This study aimed to estimate the prevalence of pelvic floor disorders by symptoms in female CrossFit athletes in the United States and characterize subjects reporting pelvic organ prolapse symptoms, urinary incontinence, and fecal incontinence.

A 27-question anonymous questionnaire was distributed to owners of CrossFit-affiliated gyms. Select questions from validated questionnaires were used to define symptoms. Positive responses with “moderate, or quite a bit” bother defined the presence of urinary incontinence (with stress or urgency). A response of “yes” to “having a bulge or something falling out” defined the presence of pelvic organ prolapse. A response of “yes” to “lose stool beyond your control” questions defined the presence of fecal incontinence.

Three hundred fourteen respondents had mean age of 36 ± 10 years and a mean body mass index of 25.2 ± 4 kg/m. Forty-four percent reported ≥1 vaginal delivery. For each workout, respondents reported lifting mean weights of 91 to 217 lb, and 90% reported participation in ≥3 CrossFit workouts per week. Pelvic floor disorder symptoms reported included the following: pelvic organ prolapse, 3.2% (10/314); urinary incontinence, 26.1% (82/314); and fecal incontinence, 6% (19/314). Higher age, parity, and number of vaginal deliveries were associated with urinary incontinence. Higher parity and number of vaginal deliveries were associated with prolapse. Fecal incontinence was not associated with age, body mass index, or obstetric history.

The prevalence of pelvic floor symptoms in female CrossFit athletes from the general population is likely similar to the general population; however, the prevalence of bothersome urinary incontinence is higher than the general population in women younger than 40 years.

Female pelvic medicine & reconstructive surgery. 2019 Sep 06 [Epub ahead of print]

Rachel High, Kim Thai, Hina Virani, Thomas Kuehl, Jill Danford

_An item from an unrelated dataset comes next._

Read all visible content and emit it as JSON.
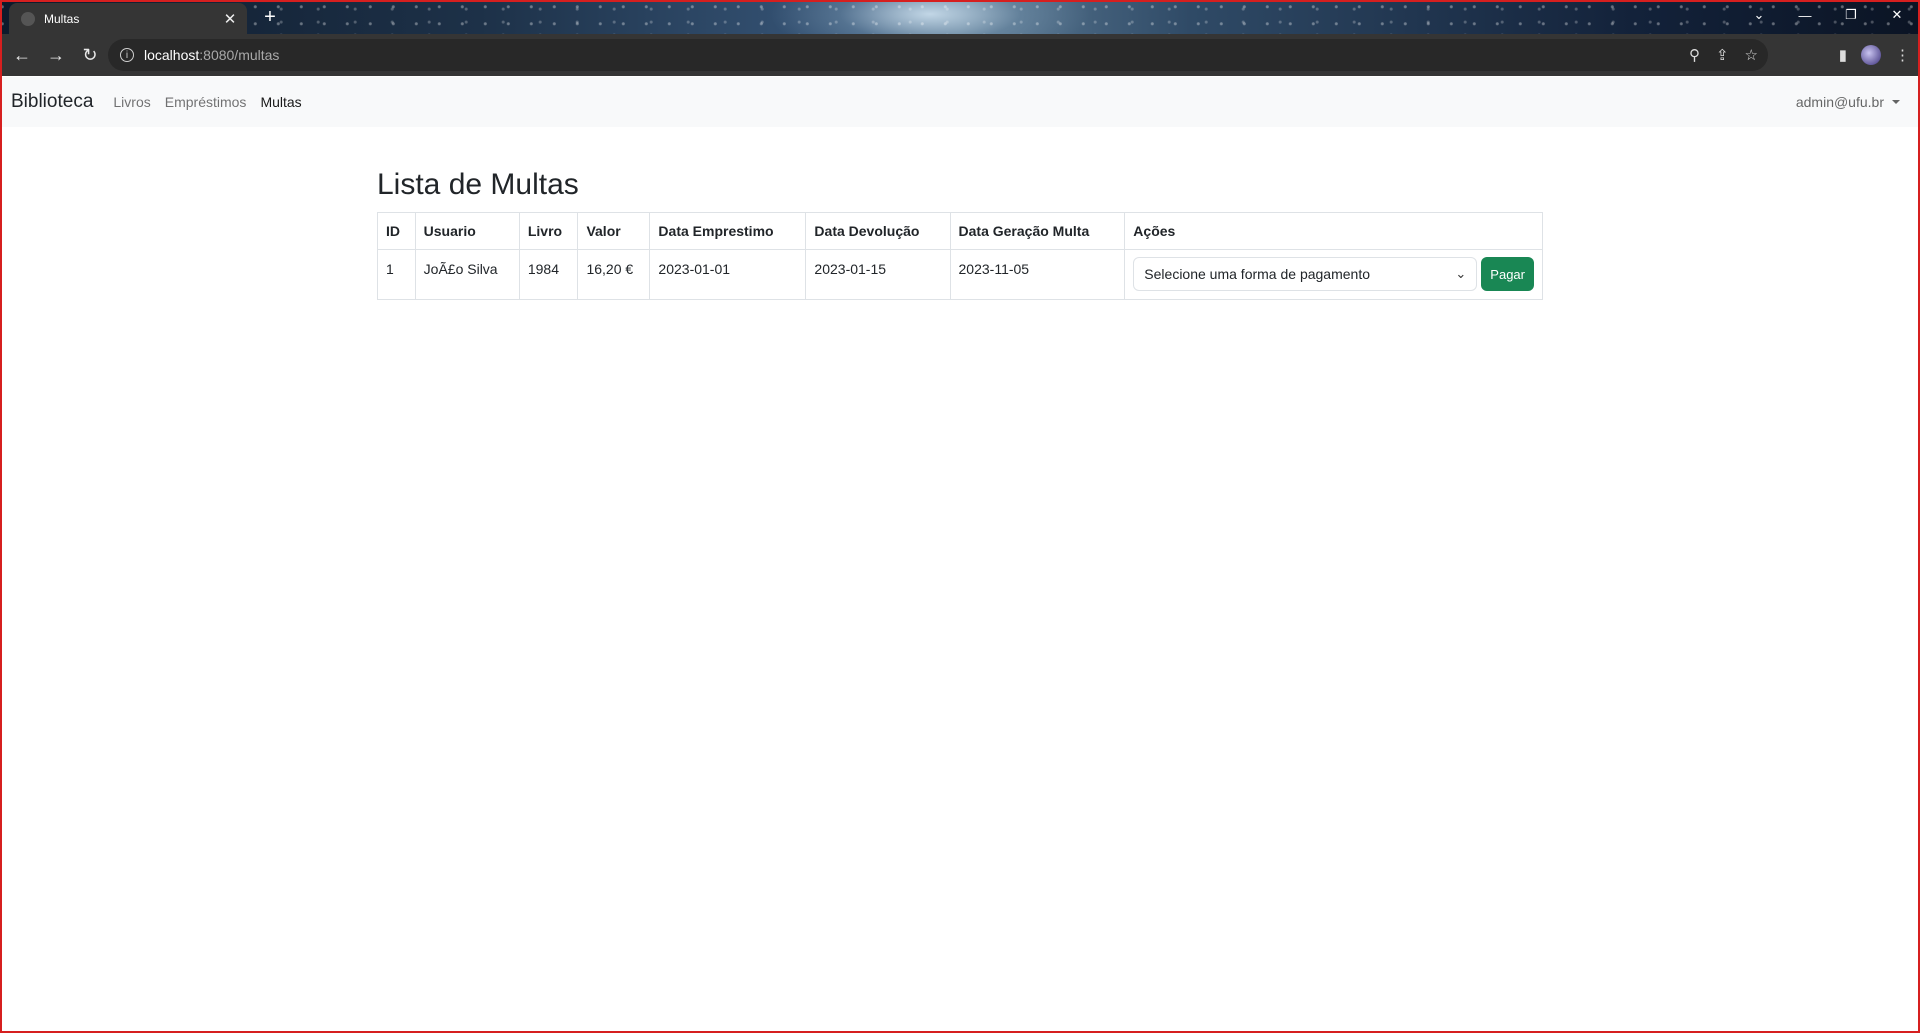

From the Departments of Obstetrics and Gynecology., Urology, Baylor Scott & White Health/Texas A&M Health Science Center College of Medicine, Temple, TX.